It is not for us
This is in my eyes one of the most important reminder, the fact that pride week isn’t for us cisgenders and heterosexual individuals. It’s easy to forget this, considering we are the norm in this current society and we never have to think twice about it. For this reason, it would be highly selfish of us to center ourselves during the one occasion which is meant to highlight a vulnerable group of our society. Therefor my advice is to stay mindful of your privileges, stay mindful of you place within this space (which is not the center) and be aware that you’re not trying to take up/alter what isn’t for you.
It’s not a show and tell
This doesn’t just apply to the canal boat parade in my opinion but the whole week and even beyond that. It’s actually very simple, the people you’re pointing to, laughing at or talking about are humans like yourself. So prevent yourself from gawking at them, because you’re not used to the way they dress, not sure which gender they identify with or not used to couples of the same gender minding their own business. Even when you think you’re hiding it so well, they’ll notice. You would to and you wouldn’t like it, so what makes you think they would? Just because you’re not used to something, doesn’t give you the right to treat it as an exhibition. Furthermore, it’s not their duty to educate you (unless clearly stated as such with an information stand/button).
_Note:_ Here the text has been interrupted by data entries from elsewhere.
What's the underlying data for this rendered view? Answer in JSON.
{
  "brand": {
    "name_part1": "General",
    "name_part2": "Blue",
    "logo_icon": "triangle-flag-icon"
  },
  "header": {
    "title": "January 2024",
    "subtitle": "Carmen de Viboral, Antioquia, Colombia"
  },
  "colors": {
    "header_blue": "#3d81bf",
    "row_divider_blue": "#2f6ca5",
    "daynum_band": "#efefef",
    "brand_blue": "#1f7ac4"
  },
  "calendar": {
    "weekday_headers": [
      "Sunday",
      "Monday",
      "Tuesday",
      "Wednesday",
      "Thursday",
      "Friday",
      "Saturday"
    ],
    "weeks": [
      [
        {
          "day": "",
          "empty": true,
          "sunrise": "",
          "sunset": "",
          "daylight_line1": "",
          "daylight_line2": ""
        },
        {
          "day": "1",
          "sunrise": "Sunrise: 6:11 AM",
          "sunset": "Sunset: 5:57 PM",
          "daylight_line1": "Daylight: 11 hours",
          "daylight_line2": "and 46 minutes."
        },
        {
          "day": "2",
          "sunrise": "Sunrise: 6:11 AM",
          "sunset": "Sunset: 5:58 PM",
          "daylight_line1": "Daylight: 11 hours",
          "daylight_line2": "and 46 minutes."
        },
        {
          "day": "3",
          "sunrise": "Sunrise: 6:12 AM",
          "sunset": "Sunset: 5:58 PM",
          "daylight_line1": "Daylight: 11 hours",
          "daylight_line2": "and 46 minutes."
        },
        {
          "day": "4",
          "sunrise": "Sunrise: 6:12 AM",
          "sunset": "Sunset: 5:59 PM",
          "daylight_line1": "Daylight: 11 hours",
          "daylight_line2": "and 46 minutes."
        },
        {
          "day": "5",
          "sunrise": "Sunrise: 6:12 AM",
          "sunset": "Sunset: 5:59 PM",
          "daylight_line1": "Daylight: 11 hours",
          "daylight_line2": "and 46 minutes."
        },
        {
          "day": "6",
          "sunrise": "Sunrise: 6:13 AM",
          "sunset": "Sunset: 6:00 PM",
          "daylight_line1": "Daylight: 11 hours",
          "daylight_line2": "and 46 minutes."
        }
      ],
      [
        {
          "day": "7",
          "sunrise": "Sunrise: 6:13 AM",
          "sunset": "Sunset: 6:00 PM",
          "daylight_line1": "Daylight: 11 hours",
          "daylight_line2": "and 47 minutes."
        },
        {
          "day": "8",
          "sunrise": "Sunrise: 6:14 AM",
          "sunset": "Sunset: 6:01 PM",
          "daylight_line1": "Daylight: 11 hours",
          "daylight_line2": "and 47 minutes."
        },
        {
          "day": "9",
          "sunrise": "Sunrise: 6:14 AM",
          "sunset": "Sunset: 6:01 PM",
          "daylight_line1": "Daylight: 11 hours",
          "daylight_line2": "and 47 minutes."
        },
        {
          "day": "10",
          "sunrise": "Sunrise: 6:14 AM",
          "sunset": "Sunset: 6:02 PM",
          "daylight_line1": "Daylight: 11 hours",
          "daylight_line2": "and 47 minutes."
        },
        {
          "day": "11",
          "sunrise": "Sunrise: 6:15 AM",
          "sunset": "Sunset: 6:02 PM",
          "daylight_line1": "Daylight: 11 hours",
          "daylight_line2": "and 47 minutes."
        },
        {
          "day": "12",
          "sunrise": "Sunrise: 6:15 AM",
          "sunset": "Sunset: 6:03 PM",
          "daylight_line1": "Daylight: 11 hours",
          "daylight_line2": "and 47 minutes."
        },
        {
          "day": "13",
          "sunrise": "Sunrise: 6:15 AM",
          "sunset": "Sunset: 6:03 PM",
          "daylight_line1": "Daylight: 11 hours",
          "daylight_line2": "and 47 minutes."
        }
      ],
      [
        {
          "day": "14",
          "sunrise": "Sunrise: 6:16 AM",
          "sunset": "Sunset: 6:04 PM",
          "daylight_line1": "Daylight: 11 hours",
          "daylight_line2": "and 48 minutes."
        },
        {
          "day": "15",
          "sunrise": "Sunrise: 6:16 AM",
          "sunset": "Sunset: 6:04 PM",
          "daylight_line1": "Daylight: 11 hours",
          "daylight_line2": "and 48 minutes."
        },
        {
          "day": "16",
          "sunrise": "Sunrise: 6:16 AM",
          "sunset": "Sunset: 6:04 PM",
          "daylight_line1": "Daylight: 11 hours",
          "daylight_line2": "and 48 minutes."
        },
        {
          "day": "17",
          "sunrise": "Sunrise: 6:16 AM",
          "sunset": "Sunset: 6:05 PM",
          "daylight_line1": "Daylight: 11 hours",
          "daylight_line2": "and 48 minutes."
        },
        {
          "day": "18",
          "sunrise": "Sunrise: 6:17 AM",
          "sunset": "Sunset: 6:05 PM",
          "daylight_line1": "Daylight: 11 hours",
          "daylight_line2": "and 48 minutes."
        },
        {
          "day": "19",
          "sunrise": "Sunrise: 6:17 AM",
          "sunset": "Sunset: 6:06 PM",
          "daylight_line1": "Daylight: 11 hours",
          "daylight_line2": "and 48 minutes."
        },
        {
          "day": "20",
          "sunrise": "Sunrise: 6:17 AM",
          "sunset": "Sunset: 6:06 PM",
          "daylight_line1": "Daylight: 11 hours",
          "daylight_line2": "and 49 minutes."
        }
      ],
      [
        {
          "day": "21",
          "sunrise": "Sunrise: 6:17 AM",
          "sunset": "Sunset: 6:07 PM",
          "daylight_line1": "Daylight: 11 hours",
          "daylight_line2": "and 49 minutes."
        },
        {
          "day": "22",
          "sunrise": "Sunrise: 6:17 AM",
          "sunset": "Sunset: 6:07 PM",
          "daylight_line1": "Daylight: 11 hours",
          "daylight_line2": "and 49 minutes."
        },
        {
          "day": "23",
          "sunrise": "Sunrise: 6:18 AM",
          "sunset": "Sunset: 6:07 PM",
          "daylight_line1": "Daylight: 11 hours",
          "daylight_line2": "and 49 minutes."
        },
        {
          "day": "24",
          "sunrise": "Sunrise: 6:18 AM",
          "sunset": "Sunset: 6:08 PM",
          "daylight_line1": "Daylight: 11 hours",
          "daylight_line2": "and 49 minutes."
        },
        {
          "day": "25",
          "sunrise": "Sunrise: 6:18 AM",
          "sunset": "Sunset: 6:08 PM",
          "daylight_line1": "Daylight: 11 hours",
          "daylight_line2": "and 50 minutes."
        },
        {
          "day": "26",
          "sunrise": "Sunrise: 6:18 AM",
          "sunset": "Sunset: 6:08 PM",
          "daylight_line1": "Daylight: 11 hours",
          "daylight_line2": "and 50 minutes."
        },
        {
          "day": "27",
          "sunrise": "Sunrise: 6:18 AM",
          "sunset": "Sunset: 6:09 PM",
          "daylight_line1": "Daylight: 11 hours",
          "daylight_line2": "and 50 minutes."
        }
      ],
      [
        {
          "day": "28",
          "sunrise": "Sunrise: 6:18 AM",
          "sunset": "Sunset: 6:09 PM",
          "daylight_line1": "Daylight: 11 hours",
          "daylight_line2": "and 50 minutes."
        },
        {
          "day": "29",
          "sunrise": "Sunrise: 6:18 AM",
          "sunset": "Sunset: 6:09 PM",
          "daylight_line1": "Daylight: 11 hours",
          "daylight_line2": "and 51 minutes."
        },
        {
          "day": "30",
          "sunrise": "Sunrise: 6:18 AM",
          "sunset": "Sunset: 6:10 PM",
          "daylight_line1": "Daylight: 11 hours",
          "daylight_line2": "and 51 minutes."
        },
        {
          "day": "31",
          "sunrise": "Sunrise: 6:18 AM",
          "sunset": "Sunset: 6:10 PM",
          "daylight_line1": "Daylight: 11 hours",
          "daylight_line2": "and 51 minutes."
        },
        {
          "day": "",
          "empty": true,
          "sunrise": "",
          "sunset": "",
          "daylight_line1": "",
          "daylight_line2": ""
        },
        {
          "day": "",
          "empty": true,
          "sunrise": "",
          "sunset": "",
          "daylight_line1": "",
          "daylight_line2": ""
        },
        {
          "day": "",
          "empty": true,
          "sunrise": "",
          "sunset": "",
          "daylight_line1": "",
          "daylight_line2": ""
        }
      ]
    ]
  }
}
Should you decide to ask question, be mindful of how you phrase it and don’t feel entitled to an answer. As I stated before it’s not their job to educate you. If you do get a response, be open to it. Don’t try and correct them. The fact that you might not understand something, doesn’t negate the validity of their answer. If you’re not satisfied with it, that’s not their problem but yours. Try and figure out why you’re not satisfied and solves this by doing some research by yourself. Google is a great starting point!
So you’ve decided to join in on the festivities and you’ve been granted entry. The least you could do is have a helping hand in protecting this safe space. So should you witness something that crosses the line, whether it’s verbally or physically, speak up, try to lend a helping hand as much as you can. Sure pride week is all about the LGBTQ+ community, but we both know individuals with bad intentions are everywhere, maybe especially during such big events. Ready to spew hate and judgement, with no other reason than because they can. Remind yourself that there’s never an excuse to make another human being feel ashamed/uncomfortable because of who they are. Use your privileged as a cisgender heterosexual to ensure that the members of the LGBTQ+ community feel safe and protected. Even if the threat to their safe space is coming from your inner circle.
The only way I’m able to share these important reminder with you guys is because I had to learn this lessons myself. Most of which the hard way, because I wasn’t even aware of my own wrong doings, even if my intentions where good. By no means does this mean I’m done learning. Considering I will never fully understand how it feels to be a LGBTQ+ individual in a society which isn’t (always) LGBTQ+ friendly, it safe to say I’ll be learning forever.
Furthermore I want to make clear that there reminders are shared from a cisgender heterosexual point of view. If by doing so I’ve offended anyone from the LGBTQ+ community, I apologies. I’m open to any adjustment to this post to make sure that it’s no longer offensive. As well as any other reminders missing when it comes to responsibly participating in pride week as a non-LGBTQ+ individual.